I used a few different markers and inks to "paint" the frames of the rejected film footage. Since I had to allow the ink time to dry, I had to work in two- to three-foot sections of filmstrip. Which, when played back, create a nice organic rhythm as each intention leads to the next in similar segments of time.
After finishing the animation I knew that I wanted to get a digital transfer of the footage since I had utilized the full width of the filmstrip past the 16mm film frame that is typically used when projecting 16mm film.
On the images above you can see how the digital transfer (from Frame Discreet in Toronto) captured the entire width of the frame—including the sprocket holes, which can be seen in each corner. I'm really pleased with the film transfer, and hope to be able to have more film transfers made at Frame Discreet for future animation projects.
When I first experimented with scratch animation years ago I found the diminutive scale of the 16mm film frame to be unwieldy and frustrating for image-creation. Recently, however, I've really been enjoying the limitations of the technique, since those limitations help focus my approach.
I haven't heard back yet from one of the film festivals that I've submitted More From Form to, and so I won't be able to post the finished version of the film here until I have.

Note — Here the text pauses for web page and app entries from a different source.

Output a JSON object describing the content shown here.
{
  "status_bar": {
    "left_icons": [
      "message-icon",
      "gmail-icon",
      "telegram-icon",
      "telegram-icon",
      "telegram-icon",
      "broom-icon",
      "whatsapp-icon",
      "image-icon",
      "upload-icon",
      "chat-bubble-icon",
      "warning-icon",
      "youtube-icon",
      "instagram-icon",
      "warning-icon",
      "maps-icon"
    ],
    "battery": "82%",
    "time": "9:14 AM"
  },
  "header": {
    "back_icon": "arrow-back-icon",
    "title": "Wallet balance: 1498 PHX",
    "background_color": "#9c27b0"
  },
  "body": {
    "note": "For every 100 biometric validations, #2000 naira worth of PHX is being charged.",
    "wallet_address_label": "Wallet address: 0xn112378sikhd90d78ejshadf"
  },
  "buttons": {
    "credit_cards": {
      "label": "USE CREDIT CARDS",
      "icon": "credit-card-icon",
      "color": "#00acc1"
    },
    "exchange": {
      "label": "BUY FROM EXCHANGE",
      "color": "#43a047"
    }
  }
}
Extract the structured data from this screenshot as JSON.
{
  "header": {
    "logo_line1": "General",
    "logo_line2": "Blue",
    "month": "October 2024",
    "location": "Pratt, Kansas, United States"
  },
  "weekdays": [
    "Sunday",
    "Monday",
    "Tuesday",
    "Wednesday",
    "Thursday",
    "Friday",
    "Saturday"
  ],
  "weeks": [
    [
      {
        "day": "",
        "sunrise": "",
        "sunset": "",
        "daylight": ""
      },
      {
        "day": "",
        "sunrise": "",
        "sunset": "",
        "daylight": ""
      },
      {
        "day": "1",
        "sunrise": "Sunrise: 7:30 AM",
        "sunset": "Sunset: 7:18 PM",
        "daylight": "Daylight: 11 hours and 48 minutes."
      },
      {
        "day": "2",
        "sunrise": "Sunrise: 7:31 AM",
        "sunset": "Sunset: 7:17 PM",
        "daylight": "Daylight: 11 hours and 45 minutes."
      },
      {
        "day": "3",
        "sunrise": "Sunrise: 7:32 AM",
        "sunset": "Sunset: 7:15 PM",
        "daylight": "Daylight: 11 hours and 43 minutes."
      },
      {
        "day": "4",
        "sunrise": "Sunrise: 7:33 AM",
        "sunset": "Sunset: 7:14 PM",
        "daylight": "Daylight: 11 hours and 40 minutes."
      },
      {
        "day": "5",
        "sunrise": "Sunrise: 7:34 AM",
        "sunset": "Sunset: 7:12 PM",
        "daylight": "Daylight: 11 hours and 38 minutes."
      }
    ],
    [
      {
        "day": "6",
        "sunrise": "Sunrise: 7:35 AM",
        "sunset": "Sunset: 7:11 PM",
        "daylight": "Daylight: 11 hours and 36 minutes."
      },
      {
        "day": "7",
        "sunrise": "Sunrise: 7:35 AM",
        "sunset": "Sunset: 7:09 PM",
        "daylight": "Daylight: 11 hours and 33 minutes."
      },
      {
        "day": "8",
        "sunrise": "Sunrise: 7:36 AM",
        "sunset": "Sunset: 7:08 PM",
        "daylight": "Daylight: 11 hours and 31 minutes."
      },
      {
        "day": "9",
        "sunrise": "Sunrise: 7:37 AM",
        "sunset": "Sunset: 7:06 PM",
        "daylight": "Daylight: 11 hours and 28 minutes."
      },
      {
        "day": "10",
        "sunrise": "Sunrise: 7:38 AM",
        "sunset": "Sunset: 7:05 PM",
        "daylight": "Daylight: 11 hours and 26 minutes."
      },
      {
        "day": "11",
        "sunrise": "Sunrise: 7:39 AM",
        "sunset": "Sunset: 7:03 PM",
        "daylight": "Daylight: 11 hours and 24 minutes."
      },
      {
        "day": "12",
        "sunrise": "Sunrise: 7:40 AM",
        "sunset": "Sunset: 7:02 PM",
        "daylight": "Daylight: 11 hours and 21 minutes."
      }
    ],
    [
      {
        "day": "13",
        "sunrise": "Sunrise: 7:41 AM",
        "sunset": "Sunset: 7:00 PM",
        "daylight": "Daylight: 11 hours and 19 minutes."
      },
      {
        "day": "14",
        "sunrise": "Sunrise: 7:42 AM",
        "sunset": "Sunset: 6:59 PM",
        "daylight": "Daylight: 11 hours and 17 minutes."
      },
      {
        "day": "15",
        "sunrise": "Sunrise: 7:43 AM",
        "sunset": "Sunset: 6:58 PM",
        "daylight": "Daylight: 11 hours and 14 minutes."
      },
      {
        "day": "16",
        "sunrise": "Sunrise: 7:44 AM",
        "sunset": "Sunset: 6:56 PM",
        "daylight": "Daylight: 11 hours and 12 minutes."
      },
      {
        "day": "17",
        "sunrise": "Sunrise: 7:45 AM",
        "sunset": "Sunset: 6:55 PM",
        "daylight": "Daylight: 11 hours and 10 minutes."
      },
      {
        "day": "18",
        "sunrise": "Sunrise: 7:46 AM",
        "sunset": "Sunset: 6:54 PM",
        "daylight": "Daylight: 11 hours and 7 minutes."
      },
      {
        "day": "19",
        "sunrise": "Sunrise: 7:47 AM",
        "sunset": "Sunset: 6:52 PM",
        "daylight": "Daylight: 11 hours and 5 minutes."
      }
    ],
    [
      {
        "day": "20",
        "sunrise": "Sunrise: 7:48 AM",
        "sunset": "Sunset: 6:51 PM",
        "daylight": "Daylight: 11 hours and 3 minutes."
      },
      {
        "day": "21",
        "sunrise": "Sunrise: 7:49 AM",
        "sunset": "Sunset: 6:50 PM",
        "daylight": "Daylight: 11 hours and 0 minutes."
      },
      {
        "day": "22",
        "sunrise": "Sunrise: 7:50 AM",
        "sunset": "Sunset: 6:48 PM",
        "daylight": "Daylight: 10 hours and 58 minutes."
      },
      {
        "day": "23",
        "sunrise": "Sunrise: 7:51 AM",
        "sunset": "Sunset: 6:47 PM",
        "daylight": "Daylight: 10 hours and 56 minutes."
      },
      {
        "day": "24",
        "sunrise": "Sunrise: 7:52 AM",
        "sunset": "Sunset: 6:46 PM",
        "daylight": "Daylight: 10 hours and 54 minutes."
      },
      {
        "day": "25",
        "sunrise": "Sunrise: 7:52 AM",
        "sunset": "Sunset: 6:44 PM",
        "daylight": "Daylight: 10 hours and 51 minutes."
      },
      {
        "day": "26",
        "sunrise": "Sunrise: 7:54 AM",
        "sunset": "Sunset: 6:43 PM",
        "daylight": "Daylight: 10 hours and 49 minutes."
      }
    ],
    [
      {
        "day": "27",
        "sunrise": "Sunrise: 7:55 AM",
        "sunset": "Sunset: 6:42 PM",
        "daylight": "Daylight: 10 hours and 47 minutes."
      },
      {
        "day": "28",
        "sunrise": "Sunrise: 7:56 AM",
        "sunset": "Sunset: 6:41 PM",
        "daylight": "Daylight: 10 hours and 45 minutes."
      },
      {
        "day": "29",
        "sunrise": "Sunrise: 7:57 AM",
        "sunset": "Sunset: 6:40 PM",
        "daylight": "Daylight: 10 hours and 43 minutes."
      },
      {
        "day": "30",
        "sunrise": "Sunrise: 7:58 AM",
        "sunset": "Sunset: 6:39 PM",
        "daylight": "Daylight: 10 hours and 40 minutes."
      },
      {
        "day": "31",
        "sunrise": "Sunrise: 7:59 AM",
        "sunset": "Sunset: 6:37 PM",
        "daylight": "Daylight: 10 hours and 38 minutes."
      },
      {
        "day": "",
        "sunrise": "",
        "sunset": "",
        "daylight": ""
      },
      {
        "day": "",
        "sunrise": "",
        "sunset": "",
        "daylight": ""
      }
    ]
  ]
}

More From Form screened at County Contemporary in September 2016 in Picton, Ontario and at the 38th Big Muddy Film Festival in February 2016.